## What is expected
Find the line containing "Enumerate this screenshot's" in the data below and repeat it, along with all later lines, exactly through the last one.

(Element data from apps and pages)

▬▬▬▬▬▬▬▬▬▬

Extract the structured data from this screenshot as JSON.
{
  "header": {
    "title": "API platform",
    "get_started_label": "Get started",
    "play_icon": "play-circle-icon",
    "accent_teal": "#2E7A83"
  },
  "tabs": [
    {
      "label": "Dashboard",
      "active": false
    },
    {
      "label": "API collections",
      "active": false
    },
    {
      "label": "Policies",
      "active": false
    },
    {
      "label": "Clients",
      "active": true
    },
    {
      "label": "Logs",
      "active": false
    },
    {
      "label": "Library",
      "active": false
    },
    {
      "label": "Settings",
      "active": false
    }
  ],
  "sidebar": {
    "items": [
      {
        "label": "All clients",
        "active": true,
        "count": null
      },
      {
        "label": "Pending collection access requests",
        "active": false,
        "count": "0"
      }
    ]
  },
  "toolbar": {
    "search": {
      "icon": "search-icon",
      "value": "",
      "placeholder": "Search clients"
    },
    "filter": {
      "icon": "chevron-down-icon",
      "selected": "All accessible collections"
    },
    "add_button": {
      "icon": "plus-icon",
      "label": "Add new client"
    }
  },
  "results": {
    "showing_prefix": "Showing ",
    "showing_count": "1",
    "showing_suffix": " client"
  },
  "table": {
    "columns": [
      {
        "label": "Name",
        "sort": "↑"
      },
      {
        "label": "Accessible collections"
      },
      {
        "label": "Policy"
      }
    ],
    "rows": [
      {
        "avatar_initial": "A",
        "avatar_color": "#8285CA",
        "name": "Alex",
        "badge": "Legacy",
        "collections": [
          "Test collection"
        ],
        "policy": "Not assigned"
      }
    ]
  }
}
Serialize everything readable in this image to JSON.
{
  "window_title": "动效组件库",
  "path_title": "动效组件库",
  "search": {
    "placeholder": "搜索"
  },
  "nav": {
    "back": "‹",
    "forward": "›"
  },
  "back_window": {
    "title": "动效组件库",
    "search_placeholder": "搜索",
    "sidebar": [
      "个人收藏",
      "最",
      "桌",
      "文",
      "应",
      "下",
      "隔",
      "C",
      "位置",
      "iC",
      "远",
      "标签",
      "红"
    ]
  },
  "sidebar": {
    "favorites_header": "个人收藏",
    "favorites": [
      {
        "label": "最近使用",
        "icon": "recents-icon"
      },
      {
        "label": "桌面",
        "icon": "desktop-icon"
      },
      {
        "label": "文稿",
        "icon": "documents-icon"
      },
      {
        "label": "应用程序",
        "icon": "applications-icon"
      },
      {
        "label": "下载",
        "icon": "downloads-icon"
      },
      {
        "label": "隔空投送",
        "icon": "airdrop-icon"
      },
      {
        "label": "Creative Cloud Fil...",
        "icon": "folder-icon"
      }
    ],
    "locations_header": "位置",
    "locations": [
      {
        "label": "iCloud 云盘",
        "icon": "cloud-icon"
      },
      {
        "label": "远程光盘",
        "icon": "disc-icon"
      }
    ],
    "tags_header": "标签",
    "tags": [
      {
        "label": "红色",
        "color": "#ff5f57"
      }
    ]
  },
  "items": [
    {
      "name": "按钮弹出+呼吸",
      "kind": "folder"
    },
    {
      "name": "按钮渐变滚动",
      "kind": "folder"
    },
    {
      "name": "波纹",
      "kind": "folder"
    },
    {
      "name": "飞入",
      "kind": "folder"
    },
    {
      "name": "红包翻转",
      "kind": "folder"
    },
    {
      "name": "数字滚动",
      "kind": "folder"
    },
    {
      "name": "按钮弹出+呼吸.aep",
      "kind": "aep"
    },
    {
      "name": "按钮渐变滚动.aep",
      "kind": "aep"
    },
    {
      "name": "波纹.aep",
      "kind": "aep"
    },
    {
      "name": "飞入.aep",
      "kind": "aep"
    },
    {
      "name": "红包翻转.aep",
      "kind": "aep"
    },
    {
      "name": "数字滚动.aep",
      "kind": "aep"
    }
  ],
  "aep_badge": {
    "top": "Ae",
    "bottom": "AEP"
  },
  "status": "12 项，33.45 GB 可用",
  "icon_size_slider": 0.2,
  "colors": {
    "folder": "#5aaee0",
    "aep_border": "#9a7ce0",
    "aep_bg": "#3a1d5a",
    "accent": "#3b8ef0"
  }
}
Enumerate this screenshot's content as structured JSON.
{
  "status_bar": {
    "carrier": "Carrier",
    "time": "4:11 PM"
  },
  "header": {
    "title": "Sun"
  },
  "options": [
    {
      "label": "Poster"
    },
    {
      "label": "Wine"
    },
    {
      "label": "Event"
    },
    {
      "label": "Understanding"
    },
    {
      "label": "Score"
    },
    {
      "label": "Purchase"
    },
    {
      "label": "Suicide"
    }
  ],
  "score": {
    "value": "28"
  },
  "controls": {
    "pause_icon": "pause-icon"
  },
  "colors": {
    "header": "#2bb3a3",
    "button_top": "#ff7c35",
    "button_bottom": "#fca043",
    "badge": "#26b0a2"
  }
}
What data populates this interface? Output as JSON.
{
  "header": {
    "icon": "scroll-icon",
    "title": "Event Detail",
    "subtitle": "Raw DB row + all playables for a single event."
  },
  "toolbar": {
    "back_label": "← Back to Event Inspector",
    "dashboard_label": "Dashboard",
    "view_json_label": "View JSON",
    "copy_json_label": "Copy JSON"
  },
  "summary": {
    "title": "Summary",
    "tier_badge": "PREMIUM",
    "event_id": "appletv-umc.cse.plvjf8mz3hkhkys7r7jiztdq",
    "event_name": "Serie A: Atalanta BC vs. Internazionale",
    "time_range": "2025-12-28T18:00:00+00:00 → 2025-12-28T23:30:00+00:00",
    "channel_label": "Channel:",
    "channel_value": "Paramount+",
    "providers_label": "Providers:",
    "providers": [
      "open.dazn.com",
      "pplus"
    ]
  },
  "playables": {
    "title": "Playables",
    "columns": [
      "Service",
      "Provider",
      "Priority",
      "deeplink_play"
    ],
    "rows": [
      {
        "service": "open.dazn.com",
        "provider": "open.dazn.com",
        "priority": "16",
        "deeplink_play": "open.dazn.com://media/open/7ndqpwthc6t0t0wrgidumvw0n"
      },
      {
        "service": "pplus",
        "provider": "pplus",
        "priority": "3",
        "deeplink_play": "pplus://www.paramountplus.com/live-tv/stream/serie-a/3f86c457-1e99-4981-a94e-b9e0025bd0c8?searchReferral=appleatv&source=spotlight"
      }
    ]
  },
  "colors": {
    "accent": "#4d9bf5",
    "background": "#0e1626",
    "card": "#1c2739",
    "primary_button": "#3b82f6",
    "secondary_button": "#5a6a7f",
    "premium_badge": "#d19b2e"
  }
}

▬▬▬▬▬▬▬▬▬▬

## Answer box
Enumerate this screenshot's content as structured JSON.
{
  "status_bar": {
    "carrier": "Carrier",
    "time": "4:11 PM"
  },
  "header": {
    "title": "Sun"
  },
  "options": [
    {
      "label": "Poster"
    },
    {
      "label": "Wine"
    },
    {
      "label": "Event"
    },
    {
      "label": "Understanding"
    },
    {
      "label": "Score"
    },
    {
      "label": "Purchase"
    },
    {
      "label": "Suicide"
    }
  ],
  "score": {
    "value": "28"
  },
  "controls": {
    "pause_icon": "pause-icon"
  },
  "colors": {
    "header": "#2bb3a3",
    "button_top": "#ff7c35",
    "button_bottom": "#fca043",
    "badge": "#26b0a2"
  }
}
What data populates this interface? Output as JSON.
{
  "header": {
    "icon": "scroll-icon",
    "title": "Event Detail",
    "subtitle": "Raw DB row + all playables for a single event."
  },
  "toolbar": {
    "back_label": "← Back to Event Inspector",
    "dashboard_label": "Dashboard",
    "view_json_label": "View JSON",
    "copy_json_label": "Copy JSON"
  },
  "summary": {
    "title": "Summary",
    "tier_badge": "PREMIUM",
    "event_id": "appletv-umc.cse.plvjf8mz3hkhkys7r7jiztdq",
    "event_name": "Serie A: Atalanta BC vs. Internazionale",
    "time_range": "2025-12-28T18:00:00+00:00 → 2025-12-28T23:30:00+00:00",
    "channel_label": "Channel:",
    "channel_value": "Paramount+",
    "providers_label": "Providers:",
    "providers": [
      "open.dazn.com",
      "pplus"
    ]
  },
  "playables": {
    "title": "Playables",
    "columns": [
      "Service",
      "Provider",
      "Priority",
      "deeplink_play"
    ],
    "rows": [
      {
        "service": "open.dazn.com",
        "provider": "open.dazn.com",
        "priority": "16",
        "deeplink_play": "open.dazn.com://media/open/7ndqpwthc6t0t0wrgidumvw0n"
      },
      {
        "service": "pplus",
        "provider": "pplus",
        "priority": "3",
        "deeplink_play": "pplus://www.paramountplus.com/live-tv/stream/serie-a/3f86c457-1e99-4981-a94e-b9e0025bd0c8?searchReferral=appleatv&source=spotlight"
      }
    ]
  },
  "colors": {
    "accent": "#4d9bf5",
    "background": "#0e1626",
    "card": "#1c2739",
    "primary_button": "#3b82f6",
    "secondary_button": "#5a6a7f",
    "premium_badge": "#d19b2e"
  }
}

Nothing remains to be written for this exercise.